Me: So you’re saying they’re all different from each other in some way. Can you give me some examples?

Kid 7: Well, one is red and all the others are blue. One is a different shape from all of them.

Me: Can you give me one example of how they’re all different, like how is that red square different from the blue one?  Compare them to each other? [Kid 7 starts moving counter clockwise around the page, comparing one shape to the next, the second shape to the third...]

Kid 7: This one is smaller than that one, and that one is angled differently…[fades off]

Me: And how does the angled differently one compare to the one at the bottom?  How many people understands her reasons? [lots of kids raise their hands]

At this point I knew they were at a good enough place to take this introductory experience and move on to  more challenging images. I need to listen to the audio to decide if I'll report on the second half of this class, but I know that this first 20-25 minutes supported the forward movement of their reasoning in the next section with new images. I definitely heard a lot more descriptive language, both formal and informal, and they seemed more certain in their analysis. Best of all, with some small exceptions, the kids' energy was really strong for the entire hour and they were really listening during our group discussions.

Next week I'm moving on to the poetry portion. You can look at the lesson plan here, but imagine writing poems around topics like:

Vanilla OR chocolate?
Endermen OR Slimes?
Circles AND Spirals

You get my drift? My hope is that our work in the shape comparison portion will inspire some really interesting writing. Cheers.

Part 1b of this lesson is here!

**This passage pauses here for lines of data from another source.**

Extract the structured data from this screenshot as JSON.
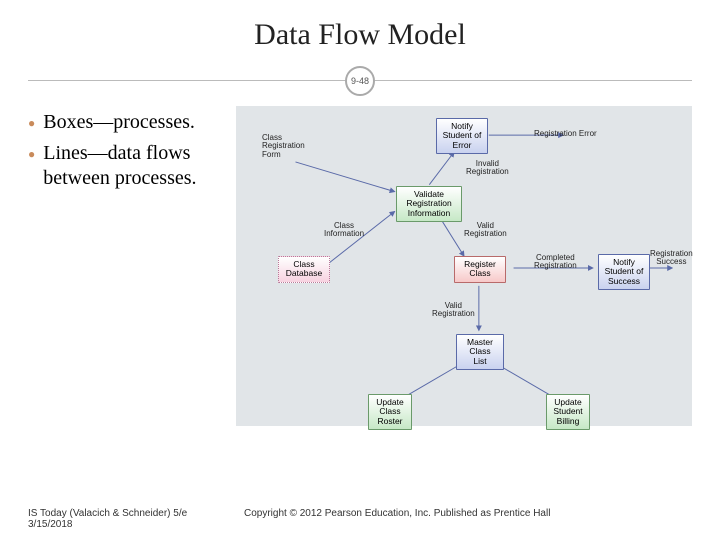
{
  "title": "Data Flow Model",
  "slide_number": "9-48",
  "bullets": [
    "Boxes—processes.",
    "Lines—data flows between processes."
  ],
  "diagram": {
    "boxes": {
      "notify_error": {
        "text": "Notify\nStudent of\nError"
      },
      "validate": {
        "text": "Validate\nRegistration\nInformation"
      },
      "class_db": {
        "text": "Class\nDatabase"
      },
      "register": {
        "text": "Register\nClass"
      },
      "notify_success": {
        "text": "Notify\nStudent of\nSuccess"
      },
      "master_list": {
        "text": "Master\nClass\nList"
      },
      "update_roster": {
        "text": "Update\nClass\nRoster"
      },
      "update_billing": {
        "text": "Update\nStudent\nBilling"
      }
    },
    "labels": {
      "reg_error": "Registration Error",
      "class_form": "Class\nRegistration\nForm",
      "invalid_reg": "Invalid\nRegistration",
      "class_info": "Class\nInformation",
      "valid_reg1": "Valid\nRegistration",
      "completed_reg": "Completed\nRegistration",
      "reg_success": "Registration\nSuccess",
      "valid_reg2": "Valid\nRegistration"
    }
  },
  "footer": {
    "book": "IS Today (Valacich & Schneider) 5/e",
    "date": "3/15/2018",
    "copyright": "Copyright © 2012 Pearson Education, Inc. Published as Prentice Hall"
  }
}
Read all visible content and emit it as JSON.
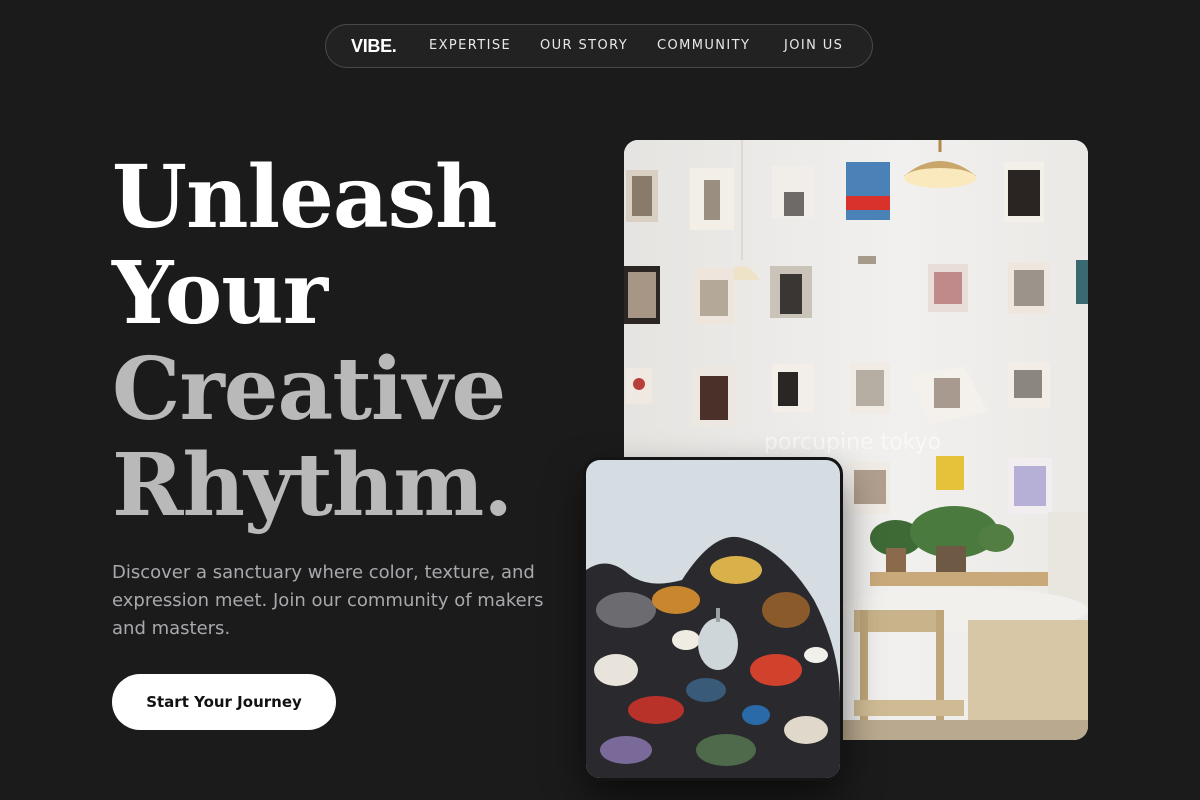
{
  "nav": {
    "logo": "VIBE.",
    "links": [
      "EXPERTISE",
      "OUR STORY",
      "COMMUNITY",
      "JOIN US"
    ]
  },
  "hero": {
    "headline": [
      "Unleash",
      "Your",
      "Creative",
      "Rhythm."
    ],
    "subtext": "Discover a sanctuary where color, texture, and expression meet. Join our community of makers and masters.",
    "cta_label": "Start Your Journey"
  },
  "images": {
    "wall_watermark": "porcupine tokyo"
  },
  "colors": {
    "background": "#1b1b1c",
    "headline_primary": "#ffffff",
    "headline_secondary": "#b9b9b9",
    "subtext": "#a9a9ad",
    "cta_bg": "#ffffff"
  }
}
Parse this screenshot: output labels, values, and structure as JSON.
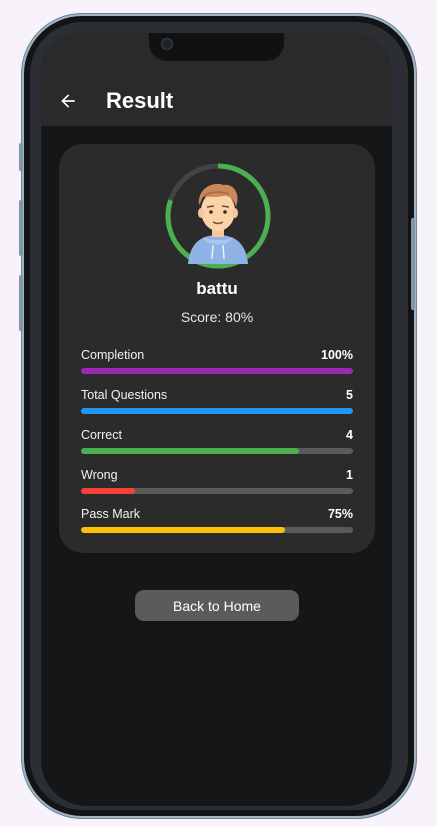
{
  "appbar": {
    "title": "Result",
    "back_icon": "arrow-left-icon"
  },
  "profile": {
    "name": "battu",
    "score_text": "Score: 80%",
    "score_fraction": 0.8,
    "avatar_icon": "user-avatar-icon"
  },
  "stats": [
    {
      "label": "Completion",
      "value": "100%",
      "fraction": 1.0,
      "color": "#9c27b0"
    },
    {
      "label": "Total Questions",
      "value": "5",
      "fraction": 1.0,
      "color": "#2196f3"
    },
    {
      "label": "Correct",
      "value": "4",
      "fraction": 0.8,
      "color": "#4caf50"
    },
    {
      "label": "Wrong",
      "value": "1",
      "fraction": 0.2,
      "color": "#f44336"
    },
    {
      "label": "Pass Mark",
      "value": "75%",
      "fraction": 0.75,
      "color": "#ffc107"
    }
  ],
  "home_button": {
    "label": "Back to Home"
  },
  "colors": {
    "ring": "#4caf50",
    "ring_track": "#444444",
    "card": "#2b2b2b",
    "appbar": "#2a2a2a"
  }
}
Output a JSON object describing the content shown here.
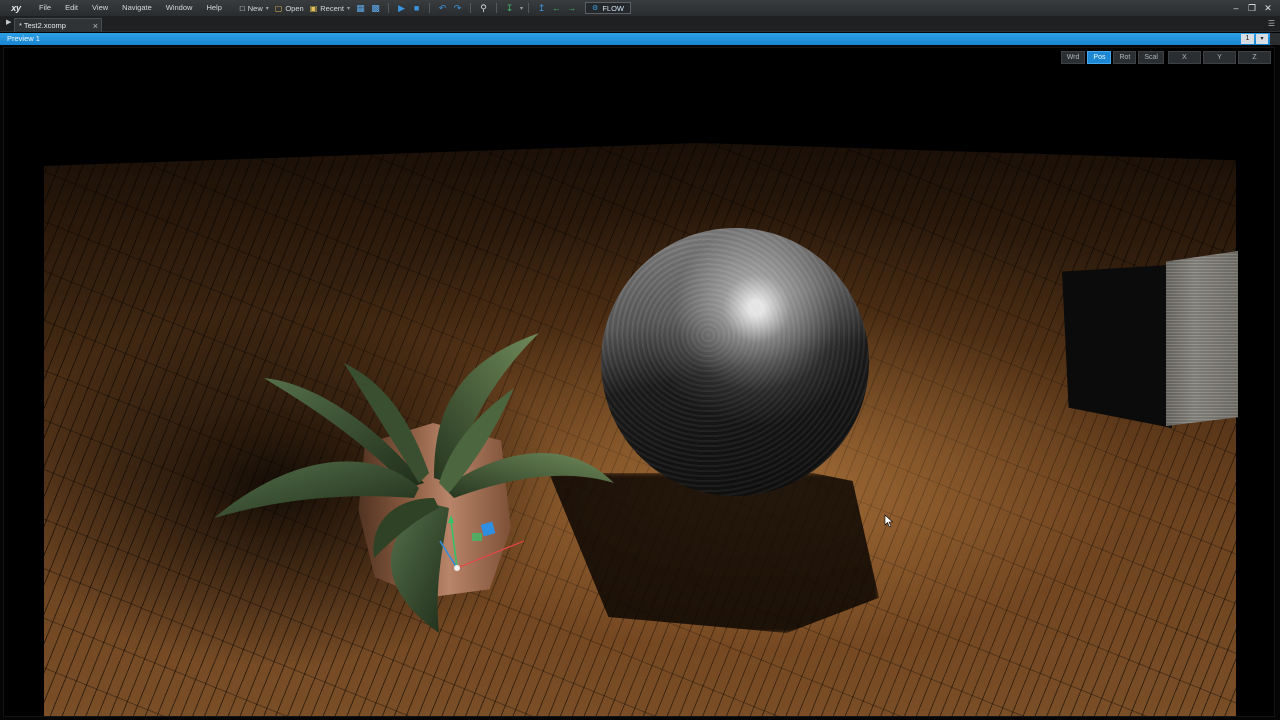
{
  "app": {
    "logo": "xy"
  },
  "menu": {
    "file": "File",
    "edit": "Edit",
    "view": "View",
    "navigate": "Navigate",
    "window": "Window",
    "help": "Help"
  },
  "toolbar": {
    "new": "New",
    "open": "Open",
    "recent": "Recent",
    "flow": "FLOW"
  },
  "tabs": {
    "document": "* Test2.xcomp"
  },
  "preview": {
    "title": "Preview 1",
    "number": "1"
  },
  "transform": {
    "world": "Wrd",
    "position": "Pos",
    "rotation": "Rot",
    "scale": "Scal",
    "active": "Pos"
  },
  "axes": {
    "x": "X",
    "y": "Y",
    "z": "Z"
  },
  "colors": {
    "accent": "#1c88d3",
    "preview_bar": "#2ea0e6",
    "gizmo_x": "#e64646",
    "gizmo_y": "#35c36a",
    "gizmo_z": "#2f8fe0"
  }
}
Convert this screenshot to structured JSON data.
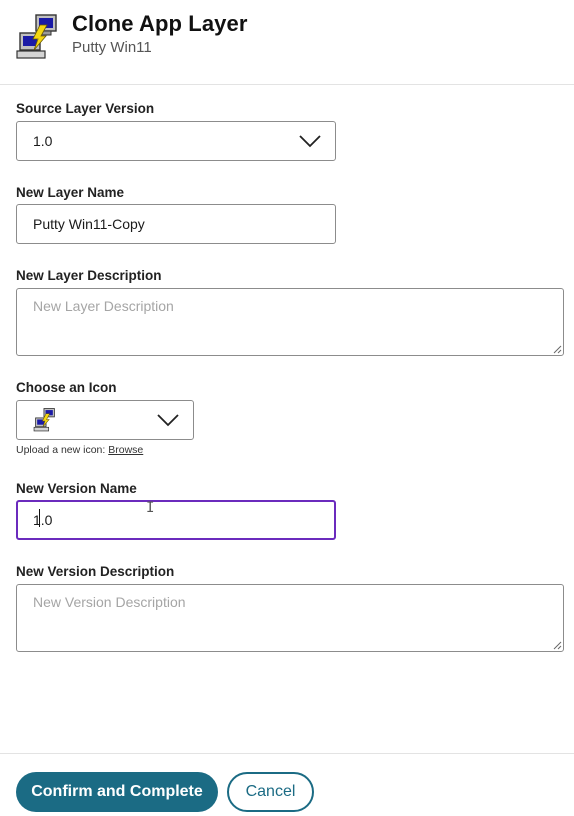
{
  "header": {
    "title": "Clone App Layer",
    "subtitle": "Putty Win11",
    "icon": "putty-computer-icon"
  },
  "form": {
    "source_layer_version": {
      "label": "Source Layer Version",
      "value": "1.0"
    },
    "new_layer_name": {
      "label": "New Layer Name",
      "value": "Putty Win11-Copy"
    },
    "new_layer_description": {
      "label": "New Layer Description",
      "placeholder": "New Layer Description",
      "value": ""
    },
    "choose_icon": {
      "label": "Choose an Icon",
      "selected_icon": "putty-computer-icon",
      "helper_text": "Upload a new icon: ",
      "browse_link": "Browse"
    },
    "new_version_name": {
      "label": "New Version Name",
      "value": "1.0",
      "focused": true
    },
    "new_version_description": {
      "label": "New Version Description",
      "placeholder": "New Version Description",
      "value": ""
    }
  },
  "footer": {
    "confirm_label": "Confirm and Complete",
    "cancel_label": "Cancel"
  },
  "colors": {
    "primary": "#1b6b84",
    "focus": "#6b2bbd"
  }
}
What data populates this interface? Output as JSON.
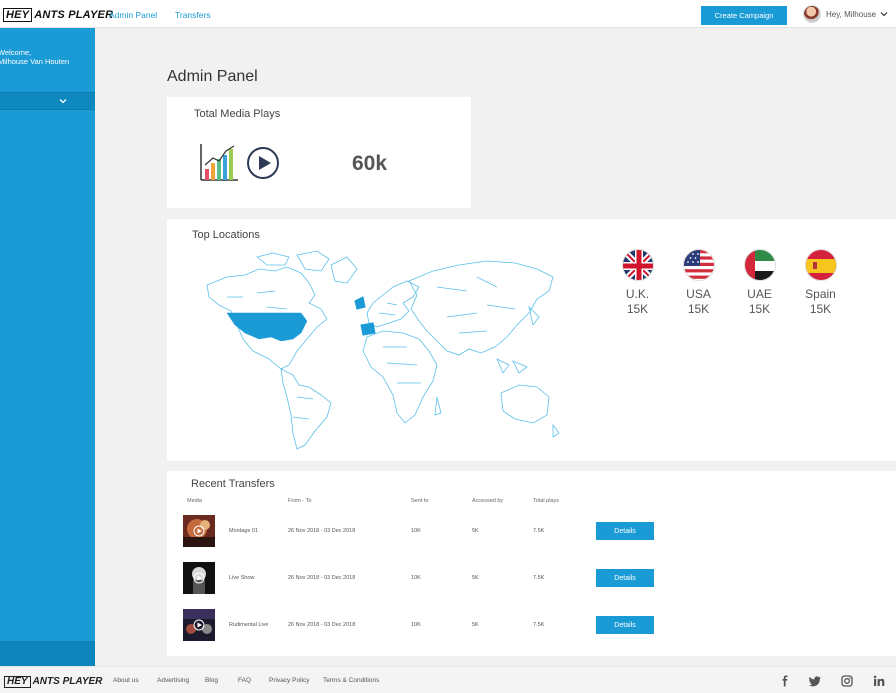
{
  "brand": {
    "logo_hey": "HEY",
    "logo_rest": "ANTS PLAYER"
  },
  "nav": {
    "links": [
      "Admin Panel",
      "Transfers"
    ]
  },
  "header": {
    "create_button": "Create Campaign",
    "user_greeting": "Hey, Milhouse"
  },
  "sidebar": {
    "welcome_line1": "Welcome,",
    "welcome_line2": "Milhouse Van Houten"
  },
  "page": {
    "title": "Admin Panel"
  },
  "media_plays": {
    "title": "Total Media Plays",
    "value": "60k"
  },
  "locations": {
    "title": "Top Locations",
    "items": [
      {
        "name": "U.K.",
        "value": "15K",
        "flag": "uk-flag"
      },
      {
        "name": "USA",
        "value": "15K",
        "flag": "usa-flag"
      },
      {
        "name": "UAE",
        "value": "15K",
        "flag": "uae-flag"
      },
      {
        "name": "Spain",
        "value": "15K",
        "flag": "spain-flag"
      }
    ],
    "highlight_color": "#1a9bd6"
  },
  "transfers": {
    "title": "Recent Transfers",
    "columns": [
      "Media",
      "From - To",
      "Sent to",
      "Accessed by",
      "Total plays"
    ],
    "rows": [
      {
        "name": "Montage 01",
        "dates": "26 Nov 2018 - 03 Dec 2018",
        "sent_to": "10K",
        "accessed_by": "5K",
        "total_plays": "7.5K",
        "action": "Details"
      },
      {
        "name": "Live Show",
        "dates": "26 Nov 2018 - 03 Dec 2018",
        "sent_to": "10K",
        "accessed_by": "5K",
        "total_plays": "7.5K",
        "action": "Details"
      },
      {
        "name": "Rudimental Live",
        "dates": "26 Nov 2018 - 03 Dec 2018",
        "sent_to": "10K",
        "accessed_by": "5K",
        "total_plays": "7.5K",
        "action": "Details"
      }
    ]
  },
  "footer": {
    "links": [
      "About us",
      "Advertising",
      "Blog",
      "FAQ",
      "Privacy Policy",
      "Terms & Conditions"
    ],
    "social": [
      "facebook-icon",
      "twitter-icon",
      "instagram-icon",
      "linkedin-icon"
    ]
  },
  "colors": {
    "accent": "#1a9bd6",
    "sidebar": "#1a9bd6",
    "background": "#f1f1f2"
  }
}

1. Really interesting notes. I am tempted to try something similar w/ 1st and 2nd grade classes when I have them for an hour each to play math games or do explorations. I am afraid language deficiency will be an issue (I teach in a language that isn't my native one).

I don't fully understand what you are developing with the poetry writing, and I'm fascinated to see more examples. I wonder if it relates somehow to the idea of elegance in mathematical proof and analysis? Some of Paul Lockhart's comments really made an impression in this regard and I've had many interesting discussions asking kids their opinion of a mathematical argument: is it beautiful?

Almost always, they are stunned initially because they've never heard that question in a math class.

2. Thanks for your comments Joshua! I didn't put it here, but I was really clear w/ the kids that there was more than one answer to any one set of shapes. I think that working with ordinary language descriptions is really all you need to do in the primary grades -- the focus here I think is to simply get them talking. You might do one image as a big group to give them a chance to practice and a chance for you to see where they're starting from.

Also, where I'm going with the poetry project is detailed in the pdf I liked at the start and end of this post. Basically, the first math/poetry activity is about comparisons and you can read some examples of the kinds of poetry I was thinking about when you go to the doc. I'm thinking about the next math/poetry project being about composing/decomposing shapes, but it really depends on whether I can find a useful activity to provoke thinking on this topic.

1. re: the pdf in the second paragraph, I mean *linked* not liked!